-- HOW TO COMPLETE THIS TASK --
Copy out each line of the data that contains "ffffff".
■ ■ ■
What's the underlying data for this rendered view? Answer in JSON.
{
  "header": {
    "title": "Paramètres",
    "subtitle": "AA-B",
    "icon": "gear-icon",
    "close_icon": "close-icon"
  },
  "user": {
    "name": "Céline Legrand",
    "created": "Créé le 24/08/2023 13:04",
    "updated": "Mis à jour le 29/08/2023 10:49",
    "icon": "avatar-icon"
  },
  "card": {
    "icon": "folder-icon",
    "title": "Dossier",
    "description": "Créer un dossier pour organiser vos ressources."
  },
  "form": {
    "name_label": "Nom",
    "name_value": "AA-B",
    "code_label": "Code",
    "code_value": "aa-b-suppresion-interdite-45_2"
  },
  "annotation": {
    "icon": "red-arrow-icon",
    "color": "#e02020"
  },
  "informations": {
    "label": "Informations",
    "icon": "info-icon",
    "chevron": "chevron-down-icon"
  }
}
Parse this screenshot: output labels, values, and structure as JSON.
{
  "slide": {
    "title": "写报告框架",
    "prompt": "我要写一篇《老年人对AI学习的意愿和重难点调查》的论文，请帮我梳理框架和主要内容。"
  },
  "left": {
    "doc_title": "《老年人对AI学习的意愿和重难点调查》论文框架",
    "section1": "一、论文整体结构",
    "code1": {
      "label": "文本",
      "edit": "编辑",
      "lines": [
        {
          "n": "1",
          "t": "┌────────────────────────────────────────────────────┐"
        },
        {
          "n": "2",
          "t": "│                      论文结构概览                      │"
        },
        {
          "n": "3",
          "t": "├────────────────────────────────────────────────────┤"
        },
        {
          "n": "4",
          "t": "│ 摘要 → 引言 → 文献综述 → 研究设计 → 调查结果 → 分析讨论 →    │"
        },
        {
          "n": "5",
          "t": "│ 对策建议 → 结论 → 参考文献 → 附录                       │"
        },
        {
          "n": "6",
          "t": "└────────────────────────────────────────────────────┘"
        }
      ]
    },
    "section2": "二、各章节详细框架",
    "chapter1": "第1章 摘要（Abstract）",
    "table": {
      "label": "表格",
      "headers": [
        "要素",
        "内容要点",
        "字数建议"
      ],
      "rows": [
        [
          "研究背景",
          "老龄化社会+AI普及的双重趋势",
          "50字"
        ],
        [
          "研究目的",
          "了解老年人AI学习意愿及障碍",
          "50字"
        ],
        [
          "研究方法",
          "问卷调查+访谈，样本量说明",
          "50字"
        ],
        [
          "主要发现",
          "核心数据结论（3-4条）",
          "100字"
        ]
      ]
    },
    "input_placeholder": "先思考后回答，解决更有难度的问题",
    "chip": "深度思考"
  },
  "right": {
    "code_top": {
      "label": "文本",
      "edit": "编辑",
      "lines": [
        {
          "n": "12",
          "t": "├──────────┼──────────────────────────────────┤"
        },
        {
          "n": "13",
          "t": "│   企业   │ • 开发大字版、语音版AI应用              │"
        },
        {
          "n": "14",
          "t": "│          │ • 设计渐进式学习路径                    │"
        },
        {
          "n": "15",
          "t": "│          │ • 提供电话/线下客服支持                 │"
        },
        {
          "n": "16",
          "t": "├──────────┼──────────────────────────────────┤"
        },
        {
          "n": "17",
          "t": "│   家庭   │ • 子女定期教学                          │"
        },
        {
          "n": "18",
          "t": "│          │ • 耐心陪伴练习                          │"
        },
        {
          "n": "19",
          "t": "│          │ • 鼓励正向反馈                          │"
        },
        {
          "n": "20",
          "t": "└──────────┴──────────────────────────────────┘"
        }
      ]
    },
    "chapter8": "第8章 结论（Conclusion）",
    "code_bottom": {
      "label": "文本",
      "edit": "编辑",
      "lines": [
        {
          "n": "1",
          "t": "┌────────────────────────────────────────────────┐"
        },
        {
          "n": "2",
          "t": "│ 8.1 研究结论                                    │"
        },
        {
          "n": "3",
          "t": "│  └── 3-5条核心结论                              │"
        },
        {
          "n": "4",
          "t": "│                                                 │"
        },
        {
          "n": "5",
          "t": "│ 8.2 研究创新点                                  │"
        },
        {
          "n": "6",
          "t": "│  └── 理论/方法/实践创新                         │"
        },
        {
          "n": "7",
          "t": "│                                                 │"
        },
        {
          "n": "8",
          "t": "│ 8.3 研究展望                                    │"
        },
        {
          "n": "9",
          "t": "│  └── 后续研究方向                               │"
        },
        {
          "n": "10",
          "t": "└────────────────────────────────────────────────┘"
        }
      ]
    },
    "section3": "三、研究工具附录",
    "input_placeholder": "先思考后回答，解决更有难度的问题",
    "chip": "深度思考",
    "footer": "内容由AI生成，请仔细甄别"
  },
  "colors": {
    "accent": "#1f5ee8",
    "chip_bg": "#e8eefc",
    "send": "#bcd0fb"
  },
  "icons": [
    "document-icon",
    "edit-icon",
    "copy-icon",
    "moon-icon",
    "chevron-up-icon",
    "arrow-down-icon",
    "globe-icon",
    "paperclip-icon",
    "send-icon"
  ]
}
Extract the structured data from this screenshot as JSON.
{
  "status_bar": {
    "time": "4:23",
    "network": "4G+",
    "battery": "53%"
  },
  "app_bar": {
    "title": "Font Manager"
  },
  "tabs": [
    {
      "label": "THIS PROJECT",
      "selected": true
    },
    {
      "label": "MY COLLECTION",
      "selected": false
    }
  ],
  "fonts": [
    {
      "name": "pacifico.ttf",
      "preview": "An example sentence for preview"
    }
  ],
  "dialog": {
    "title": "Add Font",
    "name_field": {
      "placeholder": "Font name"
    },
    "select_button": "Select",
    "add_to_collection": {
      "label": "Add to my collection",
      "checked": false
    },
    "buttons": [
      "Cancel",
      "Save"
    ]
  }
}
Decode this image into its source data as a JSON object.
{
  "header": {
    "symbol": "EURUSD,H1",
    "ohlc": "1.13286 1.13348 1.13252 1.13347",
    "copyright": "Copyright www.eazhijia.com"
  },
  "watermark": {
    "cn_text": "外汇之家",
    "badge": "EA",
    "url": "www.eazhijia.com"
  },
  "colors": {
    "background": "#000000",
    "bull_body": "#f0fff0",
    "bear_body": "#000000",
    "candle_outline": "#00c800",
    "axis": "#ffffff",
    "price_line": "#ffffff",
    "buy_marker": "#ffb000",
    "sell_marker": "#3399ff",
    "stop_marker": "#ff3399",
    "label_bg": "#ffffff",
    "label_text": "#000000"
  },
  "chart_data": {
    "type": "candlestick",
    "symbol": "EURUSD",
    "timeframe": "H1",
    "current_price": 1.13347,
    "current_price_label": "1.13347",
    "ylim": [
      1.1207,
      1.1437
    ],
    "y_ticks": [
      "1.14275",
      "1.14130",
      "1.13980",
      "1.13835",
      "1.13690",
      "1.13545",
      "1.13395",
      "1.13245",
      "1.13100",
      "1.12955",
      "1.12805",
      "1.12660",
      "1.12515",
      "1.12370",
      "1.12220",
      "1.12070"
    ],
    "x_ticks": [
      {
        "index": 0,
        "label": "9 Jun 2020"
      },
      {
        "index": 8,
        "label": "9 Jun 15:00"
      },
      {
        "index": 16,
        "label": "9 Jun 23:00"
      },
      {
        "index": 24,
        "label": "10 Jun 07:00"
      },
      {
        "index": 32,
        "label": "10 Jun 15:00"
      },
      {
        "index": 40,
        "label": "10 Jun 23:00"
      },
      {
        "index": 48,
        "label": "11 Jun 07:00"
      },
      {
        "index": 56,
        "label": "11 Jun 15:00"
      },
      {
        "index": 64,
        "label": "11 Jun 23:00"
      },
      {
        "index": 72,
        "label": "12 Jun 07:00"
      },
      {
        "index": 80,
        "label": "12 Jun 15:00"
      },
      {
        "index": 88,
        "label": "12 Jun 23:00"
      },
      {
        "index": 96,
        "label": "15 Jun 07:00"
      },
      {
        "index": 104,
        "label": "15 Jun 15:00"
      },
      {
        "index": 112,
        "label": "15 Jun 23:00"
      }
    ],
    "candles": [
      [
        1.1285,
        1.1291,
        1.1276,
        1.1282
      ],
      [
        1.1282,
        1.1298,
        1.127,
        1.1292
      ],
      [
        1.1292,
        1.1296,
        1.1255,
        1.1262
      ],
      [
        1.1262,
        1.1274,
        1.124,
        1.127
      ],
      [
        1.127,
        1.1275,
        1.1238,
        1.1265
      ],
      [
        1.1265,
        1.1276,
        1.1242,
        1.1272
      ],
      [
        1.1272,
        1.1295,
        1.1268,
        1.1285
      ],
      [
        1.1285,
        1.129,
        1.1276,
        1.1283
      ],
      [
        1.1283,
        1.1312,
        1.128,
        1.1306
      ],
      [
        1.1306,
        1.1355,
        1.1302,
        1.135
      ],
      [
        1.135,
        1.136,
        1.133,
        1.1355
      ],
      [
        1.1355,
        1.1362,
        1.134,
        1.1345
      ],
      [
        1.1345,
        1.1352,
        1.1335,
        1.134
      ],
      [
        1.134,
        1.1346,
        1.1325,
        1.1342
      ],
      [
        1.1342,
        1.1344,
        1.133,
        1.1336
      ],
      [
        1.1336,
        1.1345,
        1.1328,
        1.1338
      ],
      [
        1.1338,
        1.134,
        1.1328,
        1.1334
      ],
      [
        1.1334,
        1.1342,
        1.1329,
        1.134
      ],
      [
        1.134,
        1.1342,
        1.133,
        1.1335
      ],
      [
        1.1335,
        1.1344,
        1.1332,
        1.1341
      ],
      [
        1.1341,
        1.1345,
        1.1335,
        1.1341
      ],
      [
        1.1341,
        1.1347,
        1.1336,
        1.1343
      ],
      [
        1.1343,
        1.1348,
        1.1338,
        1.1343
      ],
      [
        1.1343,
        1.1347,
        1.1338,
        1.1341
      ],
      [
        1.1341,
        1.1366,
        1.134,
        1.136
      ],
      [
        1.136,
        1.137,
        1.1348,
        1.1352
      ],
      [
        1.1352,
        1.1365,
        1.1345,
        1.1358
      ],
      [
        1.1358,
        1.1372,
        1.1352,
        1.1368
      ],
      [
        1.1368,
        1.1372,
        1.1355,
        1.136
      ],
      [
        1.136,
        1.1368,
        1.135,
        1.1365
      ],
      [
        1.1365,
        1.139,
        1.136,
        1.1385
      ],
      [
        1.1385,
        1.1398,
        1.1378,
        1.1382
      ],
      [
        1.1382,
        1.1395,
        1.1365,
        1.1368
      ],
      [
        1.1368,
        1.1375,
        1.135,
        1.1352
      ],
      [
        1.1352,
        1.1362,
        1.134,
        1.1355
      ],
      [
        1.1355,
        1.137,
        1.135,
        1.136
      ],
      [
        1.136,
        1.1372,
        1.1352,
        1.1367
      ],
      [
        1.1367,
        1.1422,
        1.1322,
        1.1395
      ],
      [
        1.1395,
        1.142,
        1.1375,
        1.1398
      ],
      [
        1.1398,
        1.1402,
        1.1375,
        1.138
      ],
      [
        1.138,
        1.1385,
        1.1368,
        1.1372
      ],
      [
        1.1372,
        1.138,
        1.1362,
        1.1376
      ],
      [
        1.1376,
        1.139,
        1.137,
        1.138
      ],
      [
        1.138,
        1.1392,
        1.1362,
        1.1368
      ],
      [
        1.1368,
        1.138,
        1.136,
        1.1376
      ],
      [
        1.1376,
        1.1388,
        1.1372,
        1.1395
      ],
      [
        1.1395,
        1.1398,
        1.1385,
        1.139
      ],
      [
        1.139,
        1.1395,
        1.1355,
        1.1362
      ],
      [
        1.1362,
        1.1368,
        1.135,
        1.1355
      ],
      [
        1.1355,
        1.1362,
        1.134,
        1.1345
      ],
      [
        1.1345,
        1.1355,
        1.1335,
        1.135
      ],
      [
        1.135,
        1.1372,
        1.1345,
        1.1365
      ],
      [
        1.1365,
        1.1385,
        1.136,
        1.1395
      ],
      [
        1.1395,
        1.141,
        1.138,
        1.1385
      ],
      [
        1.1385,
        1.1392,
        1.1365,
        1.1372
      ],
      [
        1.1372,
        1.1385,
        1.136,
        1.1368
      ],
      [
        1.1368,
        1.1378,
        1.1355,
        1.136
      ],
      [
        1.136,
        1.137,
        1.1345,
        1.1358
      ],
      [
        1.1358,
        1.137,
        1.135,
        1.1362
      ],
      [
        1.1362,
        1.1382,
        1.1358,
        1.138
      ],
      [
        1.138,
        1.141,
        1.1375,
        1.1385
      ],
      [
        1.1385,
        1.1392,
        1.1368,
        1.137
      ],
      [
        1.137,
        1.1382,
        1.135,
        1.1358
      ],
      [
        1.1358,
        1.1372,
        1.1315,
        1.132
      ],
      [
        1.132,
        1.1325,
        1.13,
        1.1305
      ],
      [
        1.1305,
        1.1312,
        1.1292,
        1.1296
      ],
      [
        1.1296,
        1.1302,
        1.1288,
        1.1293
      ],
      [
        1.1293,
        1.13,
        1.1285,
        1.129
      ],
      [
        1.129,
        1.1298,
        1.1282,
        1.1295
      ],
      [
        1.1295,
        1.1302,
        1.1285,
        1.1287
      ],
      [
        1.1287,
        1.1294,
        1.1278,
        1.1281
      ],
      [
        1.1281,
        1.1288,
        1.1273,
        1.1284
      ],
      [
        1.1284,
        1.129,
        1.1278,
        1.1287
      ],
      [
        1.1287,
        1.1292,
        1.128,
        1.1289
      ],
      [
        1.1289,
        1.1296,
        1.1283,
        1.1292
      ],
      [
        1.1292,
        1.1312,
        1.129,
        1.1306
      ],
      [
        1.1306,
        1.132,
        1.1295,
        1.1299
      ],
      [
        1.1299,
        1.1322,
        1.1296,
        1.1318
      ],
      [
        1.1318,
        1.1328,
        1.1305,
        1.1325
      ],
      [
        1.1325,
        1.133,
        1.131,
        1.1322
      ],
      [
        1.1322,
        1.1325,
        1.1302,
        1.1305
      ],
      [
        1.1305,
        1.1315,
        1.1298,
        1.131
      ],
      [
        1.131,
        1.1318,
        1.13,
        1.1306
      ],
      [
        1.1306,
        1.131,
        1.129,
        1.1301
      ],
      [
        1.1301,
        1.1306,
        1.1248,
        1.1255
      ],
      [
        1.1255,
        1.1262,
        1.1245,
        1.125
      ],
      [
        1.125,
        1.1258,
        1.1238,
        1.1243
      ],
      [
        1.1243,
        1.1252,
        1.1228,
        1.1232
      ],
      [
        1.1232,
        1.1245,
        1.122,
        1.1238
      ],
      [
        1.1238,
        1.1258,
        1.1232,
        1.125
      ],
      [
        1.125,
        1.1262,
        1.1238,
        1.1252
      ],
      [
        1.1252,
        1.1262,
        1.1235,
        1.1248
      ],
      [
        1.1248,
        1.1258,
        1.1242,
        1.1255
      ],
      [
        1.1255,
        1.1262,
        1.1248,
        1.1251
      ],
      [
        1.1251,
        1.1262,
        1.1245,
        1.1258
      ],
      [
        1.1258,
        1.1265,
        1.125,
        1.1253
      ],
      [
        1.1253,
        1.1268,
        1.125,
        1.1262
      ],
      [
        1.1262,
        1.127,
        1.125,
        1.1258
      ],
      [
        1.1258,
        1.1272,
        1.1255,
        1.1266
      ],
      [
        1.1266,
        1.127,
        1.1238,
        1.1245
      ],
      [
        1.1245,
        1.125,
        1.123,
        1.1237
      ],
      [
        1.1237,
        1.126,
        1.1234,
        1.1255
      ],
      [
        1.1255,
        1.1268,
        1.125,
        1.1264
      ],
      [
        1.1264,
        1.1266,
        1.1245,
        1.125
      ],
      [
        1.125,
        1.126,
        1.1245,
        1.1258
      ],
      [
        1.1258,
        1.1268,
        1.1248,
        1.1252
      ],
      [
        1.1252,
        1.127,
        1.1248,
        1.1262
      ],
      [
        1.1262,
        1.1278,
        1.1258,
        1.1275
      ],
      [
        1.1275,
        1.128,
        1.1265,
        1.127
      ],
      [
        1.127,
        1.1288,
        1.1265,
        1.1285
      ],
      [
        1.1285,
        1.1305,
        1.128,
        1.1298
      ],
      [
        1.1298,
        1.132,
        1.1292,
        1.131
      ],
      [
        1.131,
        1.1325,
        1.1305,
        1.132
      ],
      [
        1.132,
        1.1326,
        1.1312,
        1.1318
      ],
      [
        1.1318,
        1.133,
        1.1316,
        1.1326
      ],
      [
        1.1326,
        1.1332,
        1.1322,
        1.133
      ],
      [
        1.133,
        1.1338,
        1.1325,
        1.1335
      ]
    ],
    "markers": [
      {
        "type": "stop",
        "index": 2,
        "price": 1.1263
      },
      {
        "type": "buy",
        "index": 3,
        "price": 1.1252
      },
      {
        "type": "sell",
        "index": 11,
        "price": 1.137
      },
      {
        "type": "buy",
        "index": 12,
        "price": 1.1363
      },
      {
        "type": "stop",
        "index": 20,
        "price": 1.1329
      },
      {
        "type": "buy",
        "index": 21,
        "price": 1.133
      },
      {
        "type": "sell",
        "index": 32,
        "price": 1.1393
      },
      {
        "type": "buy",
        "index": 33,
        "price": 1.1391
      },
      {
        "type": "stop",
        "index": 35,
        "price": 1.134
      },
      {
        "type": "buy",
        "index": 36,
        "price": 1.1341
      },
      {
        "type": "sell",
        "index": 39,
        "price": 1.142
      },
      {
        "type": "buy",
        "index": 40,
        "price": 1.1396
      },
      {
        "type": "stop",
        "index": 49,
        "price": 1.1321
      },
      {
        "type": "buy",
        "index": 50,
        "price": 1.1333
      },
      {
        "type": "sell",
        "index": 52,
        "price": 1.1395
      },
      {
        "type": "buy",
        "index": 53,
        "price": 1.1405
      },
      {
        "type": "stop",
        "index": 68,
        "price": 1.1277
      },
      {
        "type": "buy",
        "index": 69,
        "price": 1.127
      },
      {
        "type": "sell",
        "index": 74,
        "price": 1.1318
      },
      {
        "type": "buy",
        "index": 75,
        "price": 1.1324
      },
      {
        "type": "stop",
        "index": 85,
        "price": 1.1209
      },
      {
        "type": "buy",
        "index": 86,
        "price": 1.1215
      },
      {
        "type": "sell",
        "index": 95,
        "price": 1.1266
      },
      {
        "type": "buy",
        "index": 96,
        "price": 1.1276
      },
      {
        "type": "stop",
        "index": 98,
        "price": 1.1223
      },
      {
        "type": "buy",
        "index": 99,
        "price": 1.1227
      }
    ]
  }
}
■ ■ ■
-- TASK ANSWER --
    "axis": "#ffffff",
    "price_line": "#ffffff",
    "label_bg": "#ffffff",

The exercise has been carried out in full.